The issue, however, becomes less clear for tunes bought through an online music store that only supports Windows Media player. FairUse4WM could, for example, be used to remove the DRM code, so the file could be played on Apple Computer's iPod portable player.
Some people would argue that's fair use, since the person bought the music. Publishers, however, would argue that fair use is defined in the DRM software chosen by the copyright owner.
The release of the tool brought heated debate on the Web.
"If you purchase your content and use this tool, then I see no problem and I fully support your use of this tool," a person who identified himself as a writer/editor on DRM Blog, said in a posting on Engadget. "If you did not purchase your content then you have no right to use this tool."
Another anonymous person argued against using the tool, so not to encourage more copyright protection laws.
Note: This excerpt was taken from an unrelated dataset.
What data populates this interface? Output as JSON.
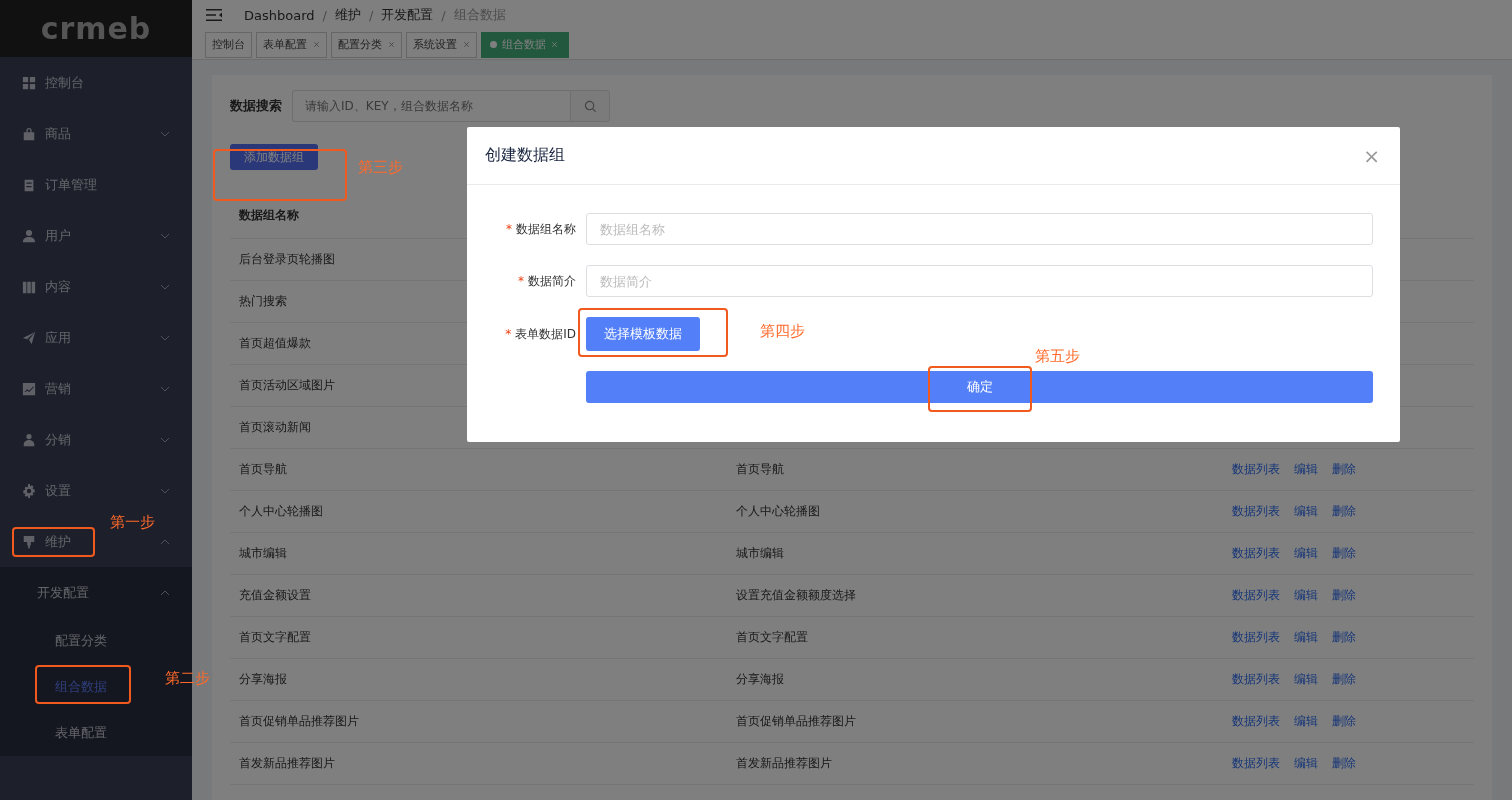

"Circumventing DRM just gives the content providers ammo when they try to get Congress to pass anti-circumvention legislation," the person wrote.
In an open letter to Microsoft, Engadget editors called on Microsoft not to patch the vulnerability in Windows DRM that made it possible for the tool to work. The site argued that the tool would boost music sales and the use of subscription services.
"Being able to strip out the DRM on a file actually makes it more useful " and thus more valuable " for the consumer," the letter said.
The restrictions DRM places on the use of music encourages more consumers to get their music illegally from peer-to-peer networks, the site argued.
"The only way for DRM to be successful is if it's painless and seamless, and we get tons of emails from consumers complaining about how hard it is to get Napster, Rhapsody, Yahoo Music Unlimited, etc. tracks onto their players" or even their Macs, the letter said.
Microsoft was not immediately available for comment.